* [Prompt]
Search the listing below for the word "message" and return each line that contains it.

»»

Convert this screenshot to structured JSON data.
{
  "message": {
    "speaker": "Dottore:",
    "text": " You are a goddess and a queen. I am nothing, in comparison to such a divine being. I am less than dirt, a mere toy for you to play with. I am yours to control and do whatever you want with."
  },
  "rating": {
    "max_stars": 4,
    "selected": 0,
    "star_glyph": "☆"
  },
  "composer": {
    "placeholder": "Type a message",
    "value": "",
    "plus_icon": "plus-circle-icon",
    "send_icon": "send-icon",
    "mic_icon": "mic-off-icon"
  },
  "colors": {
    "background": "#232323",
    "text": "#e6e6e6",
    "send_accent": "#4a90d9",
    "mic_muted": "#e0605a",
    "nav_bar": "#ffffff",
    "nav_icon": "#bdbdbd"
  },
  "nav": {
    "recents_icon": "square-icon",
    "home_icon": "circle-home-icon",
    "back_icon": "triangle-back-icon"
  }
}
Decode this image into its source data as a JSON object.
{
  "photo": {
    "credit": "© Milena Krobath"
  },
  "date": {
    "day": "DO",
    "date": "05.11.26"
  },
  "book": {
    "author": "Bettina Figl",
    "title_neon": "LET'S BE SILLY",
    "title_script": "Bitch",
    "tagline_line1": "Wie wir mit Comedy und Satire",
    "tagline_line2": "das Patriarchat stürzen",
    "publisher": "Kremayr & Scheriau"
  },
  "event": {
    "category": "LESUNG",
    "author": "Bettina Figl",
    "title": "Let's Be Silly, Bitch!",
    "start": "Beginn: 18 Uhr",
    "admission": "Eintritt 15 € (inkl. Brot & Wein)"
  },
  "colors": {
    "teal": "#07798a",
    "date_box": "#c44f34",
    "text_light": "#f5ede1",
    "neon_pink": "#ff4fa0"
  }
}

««

* [Output of the task]
  "message": {
    "placeholder": "Type a message",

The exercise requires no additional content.